# What you will do:
Scan the material below for the string "uvolnění", and copy every line where it shows up.
##### Record extracts
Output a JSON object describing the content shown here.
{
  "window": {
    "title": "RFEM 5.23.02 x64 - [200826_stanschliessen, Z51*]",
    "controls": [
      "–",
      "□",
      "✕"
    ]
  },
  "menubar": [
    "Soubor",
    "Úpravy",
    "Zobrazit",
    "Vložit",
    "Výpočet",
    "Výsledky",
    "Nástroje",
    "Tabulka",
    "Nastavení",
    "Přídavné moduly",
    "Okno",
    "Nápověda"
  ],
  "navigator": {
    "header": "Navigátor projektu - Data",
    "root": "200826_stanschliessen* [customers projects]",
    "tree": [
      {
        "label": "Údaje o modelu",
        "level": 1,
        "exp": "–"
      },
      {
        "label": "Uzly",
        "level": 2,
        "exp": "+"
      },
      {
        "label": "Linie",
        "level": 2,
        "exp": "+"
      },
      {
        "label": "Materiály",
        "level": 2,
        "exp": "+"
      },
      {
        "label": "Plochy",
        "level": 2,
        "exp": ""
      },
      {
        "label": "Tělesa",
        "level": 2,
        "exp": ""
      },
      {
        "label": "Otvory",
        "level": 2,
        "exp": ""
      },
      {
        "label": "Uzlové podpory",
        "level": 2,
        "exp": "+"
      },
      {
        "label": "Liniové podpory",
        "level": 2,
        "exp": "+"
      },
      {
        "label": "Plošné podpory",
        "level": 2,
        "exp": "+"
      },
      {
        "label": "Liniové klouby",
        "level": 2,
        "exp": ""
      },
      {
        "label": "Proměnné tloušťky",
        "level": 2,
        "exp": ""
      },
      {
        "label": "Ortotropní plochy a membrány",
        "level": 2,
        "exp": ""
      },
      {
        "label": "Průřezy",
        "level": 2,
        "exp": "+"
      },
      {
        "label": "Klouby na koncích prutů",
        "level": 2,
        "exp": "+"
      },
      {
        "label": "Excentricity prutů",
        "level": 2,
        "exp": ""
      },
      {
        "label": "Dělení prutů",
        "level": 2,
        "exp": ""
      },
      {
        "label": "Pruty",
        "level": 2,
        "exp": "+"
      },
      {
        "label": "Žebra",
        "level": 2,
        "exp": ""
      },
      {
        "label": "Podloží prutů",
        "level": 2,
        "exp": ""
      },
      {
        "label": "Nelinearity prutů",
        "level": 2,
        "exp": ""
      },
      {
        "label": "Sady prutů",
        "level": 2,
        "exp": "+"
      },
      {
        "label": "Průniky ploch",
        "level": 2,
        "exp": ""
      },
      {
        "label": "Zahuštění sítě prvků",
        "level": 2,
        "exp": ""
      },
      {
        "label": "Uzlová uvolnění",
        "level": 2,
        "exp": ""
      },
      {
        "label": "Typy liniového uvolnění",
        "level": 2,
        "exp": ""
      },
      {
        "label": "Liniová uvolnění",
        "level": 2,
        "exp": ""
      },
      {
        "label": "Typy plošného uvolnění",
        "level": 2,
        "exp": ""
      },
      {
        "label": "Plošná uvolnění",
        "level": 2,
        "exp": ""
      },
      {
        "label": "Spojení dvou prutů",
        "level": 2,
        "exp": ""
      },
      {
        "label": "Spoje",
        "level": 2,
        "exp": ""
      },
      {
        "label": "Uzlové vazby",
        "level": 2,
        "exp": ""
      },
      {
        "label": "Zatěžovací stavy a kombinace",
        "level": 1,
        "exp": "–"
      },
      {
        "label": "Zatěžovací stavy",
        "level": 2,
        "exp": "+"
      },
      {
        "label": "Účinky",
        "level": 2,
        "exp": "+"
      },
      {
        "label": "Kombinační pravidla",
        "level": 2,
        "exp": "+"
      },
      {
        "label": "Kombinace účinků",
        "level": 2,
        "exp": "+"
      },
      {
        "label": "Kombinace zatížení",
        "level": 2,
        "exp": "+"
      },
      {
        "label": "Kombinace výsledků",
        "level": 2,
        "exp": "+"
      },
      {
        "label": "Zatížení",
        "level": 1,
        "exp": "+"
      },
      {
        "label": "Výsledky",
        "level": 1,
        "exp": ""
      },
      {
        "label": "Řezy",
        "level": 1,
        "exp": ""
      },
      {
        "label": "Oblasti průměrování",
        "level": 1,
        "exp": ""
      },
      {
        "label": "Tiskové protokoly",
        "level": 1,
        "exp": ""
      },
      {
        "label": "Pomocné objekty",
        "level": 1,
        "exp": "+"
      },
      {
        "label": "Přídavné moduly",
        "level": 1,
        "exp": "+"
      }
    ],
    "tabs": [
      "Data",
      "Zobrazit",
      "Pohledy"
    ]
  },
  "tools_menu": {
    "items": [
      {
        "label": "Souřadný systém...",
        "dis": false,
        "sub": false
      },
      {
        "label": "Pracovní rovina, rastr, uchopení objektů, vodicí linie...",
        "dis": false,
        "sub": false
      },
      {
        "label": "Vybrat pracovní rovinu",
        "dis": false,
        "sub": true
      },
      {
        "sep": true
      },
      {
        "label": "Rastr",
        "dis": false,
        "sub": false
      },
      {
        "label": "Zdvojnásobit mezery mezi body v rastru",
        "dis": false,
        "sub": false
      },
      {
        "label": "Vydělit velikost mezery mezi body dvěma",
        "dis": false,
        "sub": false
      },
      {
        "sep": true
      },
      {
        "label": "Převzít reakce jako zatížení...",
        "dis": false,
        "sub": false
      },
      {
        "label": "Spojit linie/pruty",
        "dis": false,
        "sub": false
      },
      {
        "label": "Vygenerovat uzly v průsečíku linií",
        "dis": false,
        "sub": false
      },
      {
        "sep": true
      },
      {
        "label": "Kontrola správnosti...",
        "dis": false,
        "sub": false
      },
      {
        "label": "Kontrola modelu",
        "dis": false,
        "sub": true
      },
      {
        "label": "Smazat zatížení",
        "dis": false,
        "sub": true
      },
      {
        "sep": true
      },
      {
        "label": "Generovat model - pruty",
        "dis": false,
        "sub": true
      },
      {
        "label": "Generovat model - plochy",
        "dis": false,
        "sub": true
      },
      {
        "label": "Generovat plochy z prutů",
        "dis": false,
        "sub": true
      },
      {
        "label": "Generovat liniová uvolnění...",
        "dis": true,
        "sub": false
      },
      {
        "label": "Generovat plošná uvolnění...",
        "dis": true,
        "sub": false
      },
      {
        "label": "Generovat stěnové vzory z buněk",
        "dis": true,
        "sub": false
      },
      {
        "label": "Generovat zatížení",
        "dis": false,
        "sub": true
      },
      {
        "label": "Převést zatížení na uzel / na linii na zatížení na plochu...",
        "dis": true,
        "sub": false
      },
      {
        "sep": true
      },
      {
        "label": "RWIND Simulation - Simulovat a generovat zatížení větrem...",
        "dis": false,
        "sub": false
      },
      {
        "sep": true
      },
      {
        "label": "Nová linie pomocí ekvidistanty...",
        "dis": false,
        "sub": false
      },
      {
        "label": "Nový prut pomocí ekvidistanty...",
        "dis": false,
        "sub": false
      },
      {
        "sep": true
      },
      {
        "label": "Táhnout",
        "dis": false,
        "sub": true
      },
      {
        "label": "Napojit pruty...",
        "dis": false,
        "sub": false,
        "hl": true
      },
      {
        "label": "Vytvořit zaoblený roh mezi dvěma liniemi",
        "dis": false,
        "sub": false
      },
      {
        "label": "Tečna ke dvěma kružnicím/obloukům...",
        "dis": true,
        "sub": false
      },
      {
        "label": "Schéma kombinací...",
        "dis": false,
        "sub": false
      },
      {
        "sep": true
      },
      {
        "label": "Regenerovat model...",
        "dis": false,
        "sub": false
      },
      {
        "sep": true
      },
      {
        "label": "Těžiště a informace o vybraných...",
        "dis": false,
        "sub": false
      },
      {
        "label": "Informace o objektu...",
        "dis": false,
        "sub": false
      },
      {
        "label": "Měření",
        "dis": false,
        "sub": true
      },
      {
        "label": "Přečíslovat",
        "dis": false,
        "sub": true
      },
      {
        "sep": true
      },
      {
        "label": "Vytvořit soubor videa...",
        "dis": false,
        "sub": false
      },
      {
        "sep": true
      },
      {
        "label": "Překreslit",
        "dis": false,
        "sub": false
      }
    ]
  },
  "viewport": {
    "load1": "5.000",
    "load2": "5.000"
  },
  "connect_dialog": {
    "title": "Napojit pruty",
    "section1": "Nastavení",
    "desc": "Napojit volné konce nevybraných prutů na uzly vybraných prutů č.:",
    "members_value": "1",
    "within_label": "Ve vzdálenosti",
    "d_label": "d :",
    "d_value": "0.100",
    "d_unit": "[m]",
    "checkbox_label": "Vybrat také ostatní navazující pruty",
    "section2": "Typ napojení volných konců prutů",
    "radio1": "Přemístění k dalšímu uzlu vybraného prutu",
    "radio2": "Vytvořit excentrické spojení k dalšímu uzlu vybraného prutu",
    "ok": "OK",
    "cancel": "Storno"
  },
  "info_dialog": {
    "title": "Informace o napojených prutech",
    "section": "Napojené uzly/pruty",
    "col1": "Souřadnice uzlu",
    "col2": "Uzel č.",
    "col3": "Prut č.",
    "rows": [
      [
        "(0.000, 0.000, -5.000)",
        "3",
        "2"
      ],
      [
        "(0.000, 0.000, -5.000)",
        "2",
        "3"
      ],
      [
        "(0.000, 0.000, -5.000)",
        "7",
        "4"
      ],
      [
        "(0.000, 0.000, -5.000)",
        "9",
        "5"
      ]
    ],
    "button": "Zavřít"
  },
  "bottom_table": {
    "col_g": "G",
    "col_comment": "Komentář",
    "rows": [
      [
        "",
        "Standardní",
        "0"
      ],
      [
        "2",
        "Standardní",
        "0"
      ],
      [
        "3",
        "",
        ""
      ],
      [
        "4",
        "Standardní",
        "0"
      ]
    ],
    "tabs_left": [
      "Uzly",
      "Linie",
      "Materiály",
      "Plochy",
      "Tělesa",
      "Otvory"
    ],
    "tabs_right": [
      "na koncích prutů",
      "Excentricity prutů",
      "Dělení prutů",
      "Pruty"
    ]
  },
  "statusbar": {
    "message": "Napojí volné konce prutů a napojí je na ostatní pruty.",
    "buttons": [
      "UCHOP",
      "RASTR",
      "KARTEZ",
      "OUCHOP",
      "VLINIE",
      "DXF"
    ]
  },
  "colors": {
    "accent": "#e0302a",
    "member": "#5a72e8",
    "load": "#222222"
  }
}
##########
# Task solution:
        "label": "Uzlová uvolnění",
        "label": "Typy liniového uvolnění",
        "label": "Liniová uvolnění",
        "label": "Typy plošného uvolnění",
        "label": "Plošná uvolnění",
        "label": "Generovat liniová uvolnění...",
        "label": "Generovat plošná uvolnění...",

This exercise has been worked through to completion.